All these items are fun to look at, but are people really still looking for the splendor of a Grand Hotel, in whose dining rooms families of industrialists used to greet each other? Essentially, don’t people just want to check-in and get to their rooms, maybe look out of the panoramic windows, but otherwise remain out of view?
That’s right, and we have 800 staff who just blend into the background. That’s the secret!
What must a high-end hotel provide today, in a city like London that is used to luxury?
We don’t use gimmicky words like “luxury” or high-end.” These days, it’s all about relaxing in order to get back into the thick of things. Almost everyone is time-poor. Our idea was to create a kind of racket club: Use the gym, go to the spa, socialize, eat, drink, sleep – everything under one roof. You can get your nails done and then have a drink at The Vault bar, or a swim in the pool where they used to store the gold bars. No interruptions. You’ll find no pretentiousness or stiff upper lips.
Why are there nine restaurants and 15 bars in the one lobby?
Because The Ned has 250 rooms. We also had to make use of the main banking hall, which wasn’t easy, because of its 92 columns alone. So we were thinking: Let’s create a food park that you can stroll through like a pleasure garden. From Hawaiian poke bowls and the Malibu Kitchen to the French café or the New York-style deli.
The cell phone coverage inside the building isn’t the best. Surely that’s an essential for any location these days.
The cell phone coverage is atrocious, that’s true. It’s due to the thick masonry. However, that does have its upsides: Flirting is easier in a cell phone dead zone.
The minibar contains two types of champagne. The bathroom is also well stocked: 14 kinds of lotion, shower gels and hair products. There are even condoms.
It’s great when there’s enough of everything, isn’t it?
Do you also rent out the rooms by the hour?
That’s never crossed our minds.
Hotel rooms often go unused. There’s an airport not far from The Ned. A quick dash to the hotel, jump in the shower and take a nap in-between flights. Book and only pay for the time you are actually using the room. Wouldn’t that be a good use of resources?
We won’t be doing that. We offer the traditional 24 hours.
Everyone is talking about mindfulness and about wanting to live more consciously. People would rather refrain from consuming, but also don’t want to dispense with luxuries. What’s your take on that?

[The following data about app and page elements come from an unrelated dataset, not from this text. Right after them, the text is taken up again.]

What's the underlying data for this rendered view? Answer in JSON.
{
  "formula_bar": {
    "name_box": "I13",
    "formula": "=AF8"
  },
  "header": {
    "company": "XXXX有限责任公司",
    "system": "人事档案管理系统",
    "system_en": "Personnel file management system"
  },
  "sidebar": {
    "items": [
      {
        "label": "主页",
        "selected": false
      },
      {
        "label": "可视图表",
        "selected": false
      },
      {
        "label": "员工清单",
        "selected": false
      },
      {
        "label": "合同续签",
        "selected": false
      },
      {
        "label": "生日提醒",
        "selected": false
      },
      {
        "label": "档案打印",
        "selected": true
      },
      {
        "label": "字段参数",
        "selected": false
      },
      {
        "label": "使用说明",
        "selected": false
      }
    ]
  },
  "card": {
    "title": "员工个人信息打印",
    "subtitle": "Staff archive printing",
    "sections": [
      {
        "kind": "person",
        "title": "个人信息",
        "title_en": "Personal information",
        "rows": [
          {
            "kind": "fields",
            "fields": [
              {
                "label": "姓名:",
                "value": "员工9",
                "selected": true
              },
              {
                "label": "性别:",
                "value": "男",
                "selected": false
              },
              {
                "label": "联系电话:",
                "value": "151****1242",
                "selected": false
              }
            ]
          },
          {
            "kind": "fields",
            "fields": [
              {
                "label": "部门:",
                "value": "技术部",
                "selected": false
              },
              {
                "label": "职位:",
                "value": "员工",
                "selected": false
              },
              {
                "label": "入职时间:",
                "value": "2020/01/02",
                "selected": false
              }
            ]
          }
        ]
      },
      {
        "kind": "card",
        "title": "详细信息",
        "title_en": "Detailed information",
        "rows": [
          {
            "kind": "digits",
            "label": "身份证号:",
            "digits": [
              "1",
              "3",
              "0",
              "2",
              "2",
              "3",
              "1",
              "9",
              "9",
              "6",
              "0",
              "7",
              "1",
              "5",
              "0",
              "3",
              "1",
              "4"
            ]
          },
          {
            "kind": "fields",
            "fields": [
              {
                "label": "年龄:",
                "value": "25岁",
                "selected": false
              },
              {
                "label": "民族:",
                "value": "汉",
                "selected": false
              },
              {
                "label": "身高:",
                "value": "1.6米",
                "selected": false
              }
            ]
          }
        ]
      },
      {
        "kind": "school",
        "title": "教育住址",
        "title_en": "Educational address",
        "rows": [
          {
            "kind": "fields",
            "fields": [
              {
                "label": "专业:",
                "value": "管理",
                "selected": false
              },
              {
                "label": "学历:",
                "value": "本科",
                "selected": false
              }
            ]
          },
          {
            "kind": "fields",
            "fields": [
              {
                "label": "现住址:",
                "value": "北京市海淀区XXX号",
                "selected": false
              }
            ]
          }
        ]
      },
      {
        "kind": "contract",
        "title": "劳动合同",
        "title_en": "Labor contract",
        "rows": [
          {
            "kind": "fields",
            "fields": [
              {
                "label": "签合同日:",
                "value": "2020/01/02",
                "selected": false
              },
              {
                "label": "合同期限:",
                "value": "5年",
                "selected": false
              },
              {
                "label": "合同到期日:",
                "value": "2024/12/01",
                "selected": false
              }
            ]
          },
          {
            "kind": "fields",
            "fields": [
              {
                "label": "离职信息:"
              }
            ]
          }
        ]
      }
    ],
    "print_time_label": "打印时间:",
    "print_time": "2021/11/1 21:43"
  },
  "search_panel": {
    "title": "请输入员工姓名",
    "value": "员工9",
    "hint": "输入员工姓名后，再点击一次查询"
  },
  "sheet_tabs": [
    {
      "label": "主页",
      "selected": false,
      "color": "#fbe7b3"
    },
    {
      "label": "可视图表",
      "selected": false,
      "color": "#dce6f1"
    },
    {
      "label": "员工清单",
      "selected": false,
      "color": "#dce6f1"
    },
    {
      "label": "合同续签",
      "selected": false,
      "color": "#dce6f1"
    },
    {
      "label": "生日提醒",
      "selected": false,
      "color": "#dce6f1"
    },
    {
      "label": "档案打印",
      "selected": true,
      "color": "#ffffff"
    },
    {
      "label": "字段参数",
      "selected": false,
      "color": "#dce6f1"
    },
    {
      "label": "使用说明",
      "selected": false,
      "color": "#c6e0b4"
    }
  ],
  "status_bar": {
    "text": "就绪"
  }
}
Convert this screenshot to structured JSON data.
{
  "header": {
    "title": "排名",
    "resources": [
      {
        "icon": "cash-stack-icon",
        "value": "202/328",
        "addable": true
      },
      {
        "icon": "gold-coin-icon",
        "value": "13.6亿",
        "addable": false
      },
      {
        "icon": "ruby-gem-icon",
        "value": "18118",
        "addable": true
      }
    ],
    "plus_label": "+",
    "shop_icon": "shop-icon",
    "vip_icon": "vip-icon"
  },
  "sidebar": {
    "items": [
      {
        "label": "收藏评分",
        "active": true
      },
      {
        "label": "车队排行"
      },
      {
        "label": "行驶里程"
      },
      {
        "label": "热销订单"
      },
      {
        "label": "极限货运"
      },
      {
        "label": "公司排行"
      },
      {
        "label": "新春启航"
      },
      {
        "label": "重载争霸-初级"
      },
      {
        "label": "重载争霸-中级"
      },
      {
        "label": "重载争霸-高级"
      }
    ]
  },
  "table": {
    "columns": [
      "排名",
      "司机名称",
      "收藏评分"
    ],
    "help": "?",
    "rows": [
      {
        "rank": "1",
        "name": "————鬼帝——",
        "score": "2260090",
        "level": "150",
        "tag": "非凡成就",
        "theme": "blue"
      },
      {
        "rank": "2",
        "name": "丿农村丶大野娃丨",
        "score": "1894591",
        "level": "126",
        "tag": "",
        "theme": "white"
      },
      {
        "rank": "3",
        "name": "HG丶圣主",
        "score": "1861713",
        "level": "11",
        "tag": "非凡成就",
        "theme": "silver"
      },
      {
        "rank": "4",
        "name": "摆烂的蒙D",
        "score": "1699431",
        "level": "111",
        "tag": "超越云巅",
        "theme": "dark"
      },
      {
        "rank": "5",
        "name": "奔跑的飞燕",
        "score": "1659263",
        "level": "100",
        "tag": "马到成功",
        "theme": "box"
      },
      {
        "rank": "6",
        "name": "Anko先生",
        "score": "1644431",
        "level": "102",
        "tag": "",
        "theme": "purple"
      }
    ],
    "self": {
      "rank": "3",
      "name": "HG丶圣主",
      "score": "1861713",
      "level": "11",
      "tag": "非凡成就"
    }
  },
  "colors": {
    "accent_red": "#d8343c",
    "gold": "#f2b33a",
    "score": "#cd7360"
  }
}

For me it is all about balance, I like a bit of everything. We took this idea when we opened Soho Roc House next to Scorpios (Editor’s note: the hippest beach club on Mykonos). I think after becoming known for partying, Mykonos has mellowed out a bit in recent years. We wanted to create a home away from home for our members on the island that offered something for everyone; from wellness, good food and drinks and relaxed social spaces to parties, music events and DJs in the evenings too.